● **Provided material**:
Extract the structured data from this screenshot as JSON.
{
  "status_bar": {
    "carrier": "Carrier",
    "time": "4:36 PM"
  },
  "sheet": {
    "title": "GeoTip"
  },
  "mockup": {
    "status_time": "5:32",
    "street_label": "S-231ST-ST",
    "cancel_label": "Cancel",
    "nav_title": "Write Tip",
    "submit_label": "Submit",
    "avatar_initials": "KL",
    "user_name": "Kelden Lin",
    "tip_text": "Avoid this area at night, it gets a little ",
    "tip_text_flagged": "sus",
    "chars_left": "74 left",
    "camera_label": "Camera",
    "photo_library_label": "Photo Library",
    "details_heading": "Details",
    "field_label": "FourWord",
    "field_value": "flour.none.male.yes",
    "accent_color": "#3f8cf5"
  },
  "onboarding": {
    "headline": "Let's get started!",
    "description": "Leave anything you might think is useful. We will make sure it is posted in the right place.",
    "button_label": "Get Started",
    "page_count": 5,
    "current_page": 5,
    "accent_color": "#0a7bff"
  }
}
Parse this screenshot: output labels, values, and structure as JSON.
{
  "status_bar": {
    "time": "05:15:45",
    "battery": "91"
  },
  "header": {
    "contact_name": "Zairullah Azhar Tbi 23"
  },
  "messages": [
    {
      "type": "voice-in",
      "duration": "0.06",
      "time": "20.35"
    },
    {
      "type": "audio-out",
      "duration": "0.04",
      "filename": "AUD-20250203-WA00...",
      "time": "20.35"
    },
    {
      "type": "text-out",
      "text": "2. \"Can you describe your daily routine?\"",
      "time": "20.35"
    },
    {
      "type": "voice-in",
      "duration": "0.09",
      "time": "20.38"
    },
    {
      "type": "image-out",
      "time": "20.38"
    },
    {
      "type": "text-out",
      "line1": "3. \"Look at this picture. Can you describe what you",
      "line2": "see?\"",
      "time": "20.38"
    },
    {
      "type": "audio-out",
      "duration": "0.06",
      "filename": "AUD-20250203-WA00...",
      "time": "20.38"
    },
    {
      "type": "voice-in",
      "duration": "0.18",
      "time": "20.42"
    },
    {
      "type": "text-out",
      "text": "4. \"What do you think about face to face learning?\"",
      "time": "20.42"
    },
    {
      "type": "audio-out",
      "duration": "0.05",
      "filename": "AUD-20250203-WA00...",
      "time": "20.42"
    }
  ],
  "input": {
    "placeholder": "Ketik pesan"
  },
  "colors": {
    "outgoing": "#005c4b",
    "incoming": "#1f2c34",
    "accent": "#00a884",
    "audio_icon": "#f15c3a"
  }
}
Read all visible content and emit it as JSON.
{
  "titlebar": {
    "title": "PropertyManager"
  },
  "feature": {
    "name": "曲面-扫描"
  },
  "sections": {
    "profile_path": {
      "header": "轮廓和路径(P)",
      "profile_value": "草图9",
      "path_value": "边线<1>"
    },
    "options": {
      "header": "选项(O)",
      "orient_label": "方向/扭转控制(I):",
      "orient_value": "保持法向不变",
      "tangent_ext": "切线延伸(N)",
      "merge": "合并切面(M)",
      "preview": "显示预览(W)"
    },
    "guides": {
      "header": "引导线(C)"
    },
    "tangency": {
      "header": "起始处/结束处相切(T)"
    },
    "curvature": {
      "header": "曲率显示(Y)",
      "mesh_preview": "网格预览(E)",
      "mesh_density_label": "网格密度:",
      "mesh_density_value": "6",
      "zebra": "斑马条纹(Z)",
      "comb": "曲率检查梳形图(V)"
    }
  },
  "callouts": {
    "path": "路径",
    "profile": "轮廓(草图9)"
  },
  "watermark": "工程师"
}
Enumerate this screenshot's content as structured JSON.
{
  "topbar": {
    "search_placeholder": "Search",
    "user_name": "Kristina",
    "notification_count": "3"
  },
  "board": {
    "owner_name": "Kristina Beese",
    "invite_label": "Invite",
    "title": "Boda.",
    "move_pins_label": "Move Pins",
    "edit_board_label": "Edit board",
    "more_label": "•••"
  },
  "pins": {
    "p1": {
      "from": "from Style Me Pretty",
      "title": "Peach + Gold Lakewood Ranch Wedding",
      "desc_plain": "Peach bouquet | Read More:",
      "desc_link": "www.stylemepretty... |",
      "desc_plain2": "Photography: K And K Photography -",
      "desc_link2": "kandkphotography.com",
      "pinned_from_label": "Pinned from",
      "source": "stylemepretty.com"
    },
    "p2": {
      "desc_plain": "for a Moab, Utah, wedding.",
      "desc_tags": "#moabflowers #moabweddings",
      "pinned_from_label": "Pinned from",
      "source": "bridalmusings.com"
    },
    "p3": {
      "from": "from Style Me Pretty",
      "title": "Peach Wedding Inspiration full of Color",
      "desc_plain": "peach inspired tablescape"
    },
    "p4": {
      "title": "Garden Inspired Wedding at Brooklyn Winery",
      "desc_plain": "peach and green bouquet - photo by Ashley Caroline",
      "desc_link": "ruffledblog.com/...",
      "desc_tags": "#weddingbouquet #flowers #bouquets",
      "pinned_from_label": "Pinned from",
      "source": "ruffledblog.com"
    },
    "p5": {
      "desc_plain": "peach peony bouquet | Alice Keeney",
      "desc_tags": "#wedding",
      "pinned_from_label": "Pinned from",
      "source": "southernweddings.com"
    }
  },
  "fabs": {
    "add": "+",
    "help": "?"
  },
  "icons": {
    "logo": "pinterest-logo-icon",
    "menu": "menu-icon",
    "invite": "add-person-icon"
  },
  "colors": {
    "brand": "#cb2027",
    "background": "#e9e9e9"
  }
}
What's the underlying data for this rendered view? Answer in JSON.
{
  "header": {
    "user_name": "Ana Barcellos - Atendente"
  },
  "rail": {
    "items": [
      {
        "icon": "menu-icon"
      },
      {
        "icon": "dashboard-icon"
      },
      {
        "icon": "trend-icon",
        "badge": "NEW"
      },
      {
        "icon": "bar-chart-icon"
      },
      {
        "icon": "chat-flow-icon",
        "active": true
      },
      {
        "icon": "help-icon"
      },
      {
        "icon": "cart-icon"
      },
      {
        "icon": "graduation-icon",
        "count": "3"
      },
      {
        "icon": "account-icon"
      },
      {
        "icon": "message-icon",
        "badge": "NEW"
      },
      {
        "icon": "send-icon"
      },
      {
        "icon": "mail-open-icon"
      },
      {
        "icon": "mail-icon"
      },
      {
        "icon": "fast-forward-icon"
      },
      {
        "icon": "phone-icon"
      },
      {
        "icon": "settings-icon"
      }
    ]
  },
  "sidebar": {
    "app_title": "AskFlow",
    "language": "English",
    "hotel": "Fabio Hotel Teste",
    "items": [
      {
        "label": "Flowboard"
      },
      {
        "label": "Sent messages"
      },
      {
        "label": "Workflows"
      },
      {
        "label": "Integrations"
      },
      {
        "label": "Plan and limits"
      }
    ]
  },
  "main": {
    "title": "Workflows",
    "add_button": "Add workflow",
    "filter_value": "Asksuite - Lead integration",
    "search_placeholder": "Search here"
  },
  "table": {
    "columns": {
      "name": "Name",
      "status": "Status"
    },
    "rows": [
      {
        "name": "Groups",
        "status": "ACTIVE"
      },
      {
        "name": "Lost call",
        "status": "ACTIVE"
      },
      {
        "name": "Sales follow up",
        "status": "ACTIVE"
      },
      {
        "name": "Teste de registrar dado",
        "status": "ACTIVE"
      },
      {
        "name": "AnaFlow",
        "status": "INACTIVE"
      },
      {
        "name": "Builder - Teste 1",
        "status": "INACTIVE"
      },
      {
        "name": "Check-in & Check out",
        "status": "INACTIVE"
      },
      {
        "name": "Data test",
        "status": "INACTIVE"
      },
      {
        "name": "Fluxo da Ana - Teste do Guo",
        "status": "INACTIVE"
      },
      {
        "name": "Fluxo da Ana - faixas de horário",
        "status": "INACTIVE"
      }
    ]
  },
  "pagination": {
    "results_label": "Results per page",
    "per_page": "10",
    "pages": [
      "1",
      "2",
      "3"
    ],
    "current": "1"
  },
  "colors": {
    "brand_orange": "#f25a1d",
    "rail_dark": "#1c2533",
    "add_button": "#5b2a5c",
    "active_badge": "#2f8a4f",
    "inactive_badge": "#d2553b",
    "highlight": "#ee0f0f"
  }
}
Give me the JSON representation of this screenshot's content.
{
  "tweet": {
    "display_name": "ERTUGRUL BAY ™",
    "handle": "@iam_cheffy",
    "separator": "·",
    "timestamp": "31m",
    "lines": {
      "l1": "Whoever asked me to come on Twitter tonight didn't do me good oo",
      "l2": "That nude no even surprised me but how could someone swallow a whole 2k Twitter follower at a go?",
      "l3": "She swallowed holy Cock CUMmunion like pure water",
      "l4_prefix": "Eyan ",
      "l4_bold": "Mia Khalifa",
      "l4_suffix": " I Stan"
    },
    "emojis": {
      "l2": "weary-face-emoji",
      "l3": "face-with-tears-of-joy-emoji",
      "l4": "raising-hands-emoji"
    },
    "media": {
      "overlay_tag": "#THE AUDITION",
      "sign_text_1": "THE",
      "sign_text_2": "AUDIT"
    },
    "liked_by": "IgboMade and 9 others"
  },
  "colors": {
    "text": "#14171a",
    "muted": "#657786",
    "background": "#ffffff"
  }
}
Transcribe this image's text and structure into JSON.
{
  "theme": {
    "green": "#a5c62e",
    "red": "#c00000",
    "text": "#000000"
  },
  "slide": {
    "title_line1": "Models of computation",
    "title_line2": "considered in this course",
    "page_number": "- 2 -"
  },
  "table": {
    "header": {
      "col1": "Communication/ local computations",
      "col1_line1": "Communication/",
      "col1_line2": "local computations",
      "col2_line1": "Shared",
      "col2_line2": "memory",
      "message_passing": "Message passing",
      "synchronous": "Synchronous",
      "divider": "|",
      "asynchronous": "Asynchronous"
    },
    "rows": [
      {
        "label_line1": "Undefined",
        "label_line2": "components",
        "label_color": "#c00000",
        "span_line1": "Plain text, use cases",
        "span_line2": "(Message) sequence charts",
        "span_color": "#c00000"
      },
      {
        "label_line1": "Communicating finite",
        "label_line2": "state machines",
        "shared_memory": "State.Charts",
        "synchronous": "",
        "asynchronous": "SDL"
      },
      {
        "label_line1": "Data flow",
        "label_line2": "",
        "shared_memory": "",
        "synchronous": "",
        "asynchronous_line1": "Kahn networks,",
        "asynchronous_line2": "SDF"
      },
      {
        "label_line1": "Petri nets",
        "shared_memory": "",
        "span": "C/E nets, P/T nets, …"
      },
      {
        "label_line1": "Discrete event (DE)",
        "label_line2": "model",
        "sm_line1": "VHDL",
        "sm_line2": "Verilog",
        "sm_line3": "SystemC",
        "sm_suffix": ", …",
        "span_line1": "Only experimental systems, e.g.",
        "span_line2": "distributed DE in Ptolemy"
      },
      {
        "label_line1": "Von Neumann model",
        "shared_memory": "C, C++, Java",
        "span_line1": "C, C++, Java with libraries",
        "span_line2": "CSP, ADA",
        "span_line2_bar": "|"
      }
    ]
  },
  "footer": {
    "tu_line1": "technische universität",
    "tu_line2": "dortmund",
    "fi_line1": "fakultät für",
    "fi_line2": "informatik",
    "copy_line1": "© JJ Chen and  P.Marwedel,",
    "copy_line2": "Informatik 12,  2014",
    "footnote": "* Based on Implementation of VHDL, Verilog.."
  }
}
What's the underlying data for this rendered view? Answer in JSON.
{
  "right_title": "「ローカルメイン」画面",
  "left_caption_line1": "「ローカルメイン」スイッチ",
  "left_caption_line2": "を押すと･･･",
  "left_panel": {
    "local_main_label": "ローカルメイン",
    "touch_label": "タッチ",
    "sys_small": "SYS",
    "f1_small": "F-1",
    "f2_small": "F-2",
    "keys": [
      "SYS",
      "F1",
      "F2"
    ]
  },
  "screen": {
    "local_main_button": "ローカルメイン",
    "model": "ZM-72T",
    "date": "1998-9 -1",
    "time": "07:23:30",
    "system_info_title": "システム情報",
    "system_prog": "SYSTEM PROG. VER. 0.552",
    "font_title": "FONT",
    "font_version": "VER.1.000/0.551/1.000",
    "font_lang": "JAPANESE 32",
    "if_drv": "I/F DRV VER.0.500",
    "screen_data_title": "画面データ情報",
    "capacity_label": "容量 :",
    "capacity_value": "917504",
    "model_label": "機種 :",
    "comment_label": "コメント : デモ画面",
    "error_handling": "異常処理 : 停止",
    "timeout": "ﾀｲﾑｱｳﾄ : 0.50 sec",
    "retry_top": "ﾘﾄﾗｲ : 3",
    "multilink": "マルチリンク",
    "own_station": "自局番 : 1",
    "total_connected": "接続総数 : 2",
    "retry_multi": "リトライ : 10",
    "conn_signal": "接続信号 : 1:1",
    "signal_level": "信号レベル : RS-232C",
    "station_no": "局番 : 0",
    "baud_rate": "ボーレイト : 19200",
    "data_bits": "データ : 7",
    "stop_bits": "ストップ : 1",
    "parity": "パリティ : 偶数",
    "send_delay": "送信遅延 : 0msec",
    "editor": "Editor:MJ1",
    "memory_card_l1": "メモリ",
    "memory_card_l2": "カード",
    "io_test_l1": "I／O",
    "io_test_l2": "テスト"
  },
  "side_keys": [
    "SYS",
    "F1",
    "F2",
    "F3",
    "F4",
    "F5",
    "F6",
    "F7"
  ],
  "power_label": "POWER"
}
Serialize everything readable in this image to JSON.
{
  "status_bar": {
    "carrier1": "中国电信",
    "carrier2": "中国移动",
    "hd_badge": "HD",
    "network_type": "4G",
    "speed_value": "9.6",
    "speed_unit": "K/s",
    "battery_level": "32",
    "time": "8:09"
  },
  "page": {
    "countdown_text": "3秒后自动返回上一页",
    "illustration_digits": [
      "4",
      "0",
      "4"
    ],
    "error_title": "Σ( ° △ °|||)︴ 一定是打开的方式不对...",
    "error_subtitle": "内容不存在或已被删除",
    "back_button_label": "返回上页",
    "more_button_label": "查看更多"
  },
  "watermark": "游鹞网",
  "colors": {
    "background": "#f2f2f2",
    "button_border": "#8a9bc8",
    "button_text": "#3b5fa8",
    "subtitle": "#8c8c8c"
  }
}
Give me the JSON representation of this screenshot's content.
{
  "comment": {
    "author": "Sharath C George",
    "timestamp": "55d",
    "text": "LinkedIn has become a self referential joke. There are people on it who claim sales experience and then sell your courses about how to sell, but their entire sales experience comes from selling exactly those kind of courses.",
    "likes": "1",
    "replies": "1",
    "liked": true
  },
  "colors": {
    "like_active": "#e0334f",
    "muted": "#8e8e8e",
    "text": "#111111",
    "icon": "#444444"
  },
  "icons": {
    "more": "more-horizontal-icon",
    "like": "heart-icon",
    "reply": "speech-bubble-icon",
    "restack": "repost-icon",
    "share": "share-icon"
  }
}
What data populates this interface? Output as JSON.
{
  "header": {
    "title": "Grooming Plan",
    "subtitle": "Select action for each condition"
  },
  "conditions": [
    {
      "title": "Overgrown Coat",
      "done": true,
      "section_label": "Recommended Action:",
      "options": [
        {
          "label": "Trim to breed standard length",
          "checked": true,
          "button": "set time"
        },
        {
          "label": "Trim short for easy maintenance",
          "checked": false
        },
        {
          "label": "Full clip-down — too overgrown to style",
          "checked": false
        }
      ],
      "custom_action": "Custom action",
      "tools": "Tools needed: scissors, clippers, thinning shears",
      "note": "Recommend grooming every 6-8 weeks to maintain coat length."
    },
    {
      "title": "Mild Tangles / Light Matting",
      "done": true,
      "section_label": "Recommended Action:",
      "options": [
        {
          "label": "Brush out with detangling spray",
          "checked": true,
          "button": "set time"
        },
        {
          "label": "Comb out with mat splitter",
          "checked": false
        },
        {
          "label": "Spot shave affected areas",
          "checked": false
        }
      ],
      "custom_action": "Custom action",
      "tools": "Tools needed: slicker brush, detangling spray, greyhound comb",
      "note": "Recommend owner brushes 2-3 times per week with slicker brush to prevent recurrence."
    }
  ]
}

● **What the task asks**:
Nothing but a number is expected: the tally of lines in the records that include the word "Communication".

● **Written solution**:
2